▶ **WHAT TO WORK ON**: In the lines below, look for "Unknown". Copy each line where it appears.

▶ **DATA TO EXAMINE**:
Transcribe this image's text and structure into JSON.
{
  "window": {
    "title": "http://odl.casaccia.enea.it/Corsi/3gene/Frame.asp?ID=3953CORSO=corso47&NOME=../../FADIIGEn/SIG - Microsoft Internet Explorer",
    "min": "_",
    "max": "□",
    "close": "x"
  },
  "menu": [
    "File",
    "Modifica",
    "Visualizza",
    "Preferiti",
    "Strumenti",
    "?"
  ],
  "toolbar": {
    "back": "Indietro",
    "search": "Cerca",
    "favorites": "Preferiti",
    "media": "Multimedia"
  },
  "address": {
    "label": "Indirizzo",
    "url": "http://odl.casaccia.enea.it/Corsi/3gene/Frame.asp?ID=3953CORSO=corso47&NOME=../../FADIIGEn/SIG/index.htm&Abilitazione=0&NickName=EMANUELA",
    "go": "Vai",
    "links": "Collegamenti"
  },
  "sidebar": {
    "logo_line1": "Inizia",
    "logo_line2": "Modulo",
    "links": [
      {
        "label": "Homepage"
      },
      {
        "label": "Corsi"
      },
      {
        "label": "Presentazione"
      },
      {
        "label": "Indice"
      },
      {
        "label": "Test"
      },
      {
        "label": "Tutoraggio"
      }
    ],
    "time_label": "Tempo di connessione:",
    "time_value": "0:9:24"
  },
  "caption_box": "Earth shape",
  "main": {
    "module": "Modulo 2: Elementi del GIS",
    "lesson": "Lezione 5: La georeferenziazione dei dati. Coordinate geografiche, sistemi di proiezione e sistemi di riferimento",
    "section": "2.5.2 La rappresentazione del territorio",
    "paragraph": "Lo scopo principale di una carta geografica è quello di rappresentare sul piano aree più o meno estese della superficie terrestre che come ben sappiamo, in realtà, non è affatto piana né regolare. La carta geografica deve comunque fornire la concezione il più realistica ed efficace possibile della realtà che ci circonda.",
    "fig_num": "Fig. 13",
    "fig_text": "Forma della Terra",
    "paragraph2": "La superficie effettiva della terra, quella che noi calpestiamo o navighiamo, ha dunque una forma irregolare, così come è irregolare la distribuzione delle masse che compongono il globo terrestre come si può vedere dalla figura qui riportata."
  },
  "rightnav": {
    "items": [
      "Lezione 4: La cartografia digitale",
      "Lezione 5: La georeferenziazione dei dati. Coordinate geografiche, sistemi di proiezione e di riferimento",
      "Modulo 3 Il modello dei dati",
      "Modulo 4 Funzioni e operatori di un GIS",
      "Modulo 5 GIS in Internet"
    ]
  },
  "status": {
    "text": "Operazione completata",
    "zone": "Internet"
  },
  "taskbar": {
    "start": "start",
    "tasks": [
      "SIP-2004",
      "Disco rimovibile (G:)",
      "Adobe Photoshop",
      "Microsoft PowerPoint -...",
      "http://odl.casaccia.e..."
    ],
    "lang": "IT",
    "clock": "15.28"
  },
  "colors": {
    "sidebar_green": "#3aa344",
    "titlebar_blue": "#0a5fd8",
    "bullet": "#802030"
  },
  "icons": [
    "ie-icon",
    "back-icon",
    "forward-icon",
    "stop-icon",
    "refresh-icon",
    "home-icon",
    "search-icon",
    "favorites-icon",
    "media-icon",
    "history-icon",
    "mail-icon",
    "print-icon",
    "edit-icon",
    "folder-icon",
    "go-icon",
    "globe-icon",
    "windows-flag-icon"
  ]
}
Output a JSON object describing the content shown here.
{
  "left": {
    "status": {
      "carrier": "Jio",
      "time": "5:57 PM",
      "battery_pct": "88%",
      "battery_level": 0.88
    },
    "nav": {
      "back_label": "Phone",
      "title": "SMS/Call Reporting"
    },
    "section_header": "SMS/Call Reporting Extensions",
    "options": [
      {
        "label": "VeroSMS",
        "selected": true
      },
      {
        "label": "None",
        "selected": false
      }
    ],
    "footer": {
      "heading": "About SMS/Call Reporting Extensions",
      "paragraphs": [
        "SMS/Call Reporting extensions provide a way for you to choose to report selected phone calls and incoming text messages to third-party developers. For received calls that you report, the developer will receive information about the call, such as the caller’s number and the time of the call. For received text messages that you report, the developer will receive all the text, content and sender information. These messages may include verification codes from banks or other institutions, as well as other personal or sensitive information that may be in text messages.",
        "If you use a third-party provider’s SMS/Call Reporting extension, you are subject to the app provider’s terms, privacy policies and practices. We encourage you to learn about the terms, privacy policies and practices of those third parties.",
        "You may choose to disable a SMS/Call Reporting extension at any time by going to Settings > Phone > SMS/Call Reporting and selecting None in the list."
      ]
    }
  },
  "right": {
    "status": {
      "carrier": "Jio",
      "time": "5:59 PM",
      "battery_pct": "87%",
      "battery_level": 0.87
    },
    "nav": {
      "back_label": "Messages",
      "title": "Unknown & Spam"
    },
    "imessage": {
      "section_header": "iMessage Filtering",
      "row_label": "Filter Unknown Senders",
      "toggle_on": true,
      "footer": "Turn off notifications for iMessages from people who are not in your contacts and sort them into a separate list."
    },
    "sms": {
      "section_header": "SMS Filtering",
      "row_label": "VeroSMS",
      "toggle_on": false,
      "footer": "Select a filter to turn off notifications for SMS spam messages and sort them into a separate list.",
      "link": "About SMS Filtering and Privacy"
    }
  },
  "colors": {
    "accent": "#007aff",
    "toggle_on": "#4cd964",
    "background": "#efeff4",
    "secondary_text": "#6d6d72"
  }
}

▶ **EXERCISE SOLUTION**:
      "title": "Unknown & Spam"
      "row_label": "Filter Unknown Senders",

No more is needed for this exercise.